Statistics show us that many people practice passive communication. We may even do it ourselves, even though we’ll never have defined it that way. The fact here is that we’re talking about a communicative style that’s quite harmful to us. It can also affect those around us. In addition to that, it has a negative impact on our self-esteem and prevents us from relating to others in a healthy and appropriate way.

Passive communication is when people don’t defend their rights. They maintain a distant posture and yield to other people’s demands, ignoring their own needs at the same time.

Passive communication and the fear of confrontation

Some studies suggest that passive communication may be motivated by the need to please others. This is true, but there are also other reasons, such as a lack of social skills or a fear of conflict.

People who communicate in this way may have been experienced constant censorship or restrictions in their upbringing. Even if the person who imposed the restrictions is no longer there, they have still left their mark. Because of this, these people have never really been able to express their opinions or needs. As a result, they feel insecure.

In addition to this, if they’ve received very strong criticism in their past, then the echo of those voices may still haunt them. Because of that, they continue to fall prey to insecurity.

What they may experience in these crucial moments is a sense of helplessness:

  • “Why don’t the words come out?”
  • “Why do I doubt and hesitate?”
  • “Tell me why my mind is paralyzed and prevents me from thinking clearly!”

The reason is that there’s a disproportionate fear of confrontation, criticism, and judgment.

“The task we must set for ourselves isn’t to feel secure, but to be able to tolerate insecurity.”

-Erich Fromm-

A mother shouting at her child.

Examples of passive communication

Perhaps everything we’ve said so far has been very familiar to us. However, let’s have a look at some clear examples of what passive communication is. We’ll also see how it manifests itself in everyday life.

  • You go to a restaurant and ask the waiter to please make sure your steak is very well done. When they bring it to you, it’s not as well done as you wanted it to be. However, you don’t say a thing.
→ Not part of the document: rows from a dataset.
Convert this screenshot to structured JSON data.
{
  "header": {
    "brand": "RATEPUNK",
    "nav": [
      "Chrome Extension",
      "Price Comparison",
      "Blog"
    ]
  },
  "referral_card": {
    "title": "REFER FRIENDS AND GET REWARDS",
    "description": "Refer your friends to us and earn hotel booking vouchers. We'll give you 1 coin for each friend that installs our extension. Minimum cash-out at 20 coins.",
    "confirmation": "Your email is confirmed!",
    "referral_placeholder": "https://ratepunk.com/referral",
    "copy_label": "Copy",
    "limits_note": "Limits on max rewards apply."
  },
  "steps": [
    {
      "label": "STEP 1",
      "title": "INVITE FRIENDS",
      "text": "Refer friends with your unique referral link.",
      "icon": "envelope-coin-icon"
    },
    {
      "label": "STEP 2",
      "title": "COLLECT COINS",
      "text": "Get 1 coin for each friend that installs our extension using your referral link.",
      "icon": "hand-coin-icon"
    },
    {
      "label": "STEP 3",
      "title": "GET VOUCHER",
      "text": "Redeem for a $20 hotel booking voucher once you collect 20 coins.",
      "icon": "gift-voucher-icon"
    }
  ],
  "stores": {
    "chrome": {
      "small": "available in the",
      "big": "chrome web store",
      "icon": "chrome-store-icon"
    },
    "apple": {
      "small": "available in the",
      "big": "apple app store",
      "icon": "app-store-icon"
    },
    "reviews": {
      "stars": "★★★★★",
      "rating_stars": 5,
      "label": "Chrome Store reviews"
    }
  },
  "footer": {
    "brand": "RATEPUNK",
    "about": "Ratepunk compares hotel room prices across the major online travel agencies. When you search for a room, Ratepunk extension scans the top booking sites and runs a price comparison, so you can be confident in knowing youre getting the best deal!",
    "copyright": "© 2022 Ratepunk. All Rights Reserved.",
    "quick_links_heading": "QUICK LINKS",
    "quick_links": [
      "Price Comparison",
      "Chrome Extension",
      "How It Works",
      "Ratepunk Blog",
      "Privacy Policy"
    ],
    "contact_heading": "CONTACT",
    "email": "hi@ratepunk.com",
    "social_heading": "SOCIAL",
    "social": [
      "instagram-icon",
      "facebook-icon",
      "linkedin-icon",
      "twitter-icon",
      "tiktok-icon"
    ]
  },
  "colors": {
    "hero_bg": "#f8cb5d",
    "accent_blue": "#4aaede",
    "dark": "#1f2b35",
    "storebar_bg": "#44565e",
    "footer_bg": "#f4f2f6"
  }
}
When the waiter asks you how the food was, you tell them that it was very good, even if it wasn’t.
  • Your friends plan to do something for the weekend and they’re deciding where to go. What you always do is wait for someone else to propose an idea, and then you say “Yes, that’s a great idea”. The same happens in every similar type of situation. You’re incapable of suggesting anything and you expect others to do it for you.
  • A classmate asks you if you can lend them your notes. This person always does the same thing, and never bothers to take notes in class, and just talks to other classmates or doodles in notebooks. In spite of this, you’re incapable of saying no.
A woman covering her eyes.

More examples

For another example, let’s imagine that you wanted to study a certain career because you really liked it. However, one of your parents said you couldn’t and made you feel bad if you didn’t do what they wanted. And so, even if they later change their mind, it often doesn’t make any difference. You’ve already given in to their initial desire and you feel the need to please them. After all, they’re the people who have given you the most opportunities in life.

This can happen in different circumstances, such as wanting to go to another country to study another language, going to a party, or staying over at a friend’s house. If you’ve been manipulated and haven’t had the opportunity to defend your rights in childhood, in adulthood, your default attitude will be passive communication with other people.

Behind this scenario, there’s usually a total lack of self-esteem. It’s so damaged that you’re incapable of seeing that you’re perfectly able to make good decisions and assert your rights more often than you do.

If this is you, the next step is to ask for professional help. They’ll give you the necessary tools to stop being a passive communicator and to start being assertive. This won’t happen overnight, but you will see progress that will encourage you to keep going.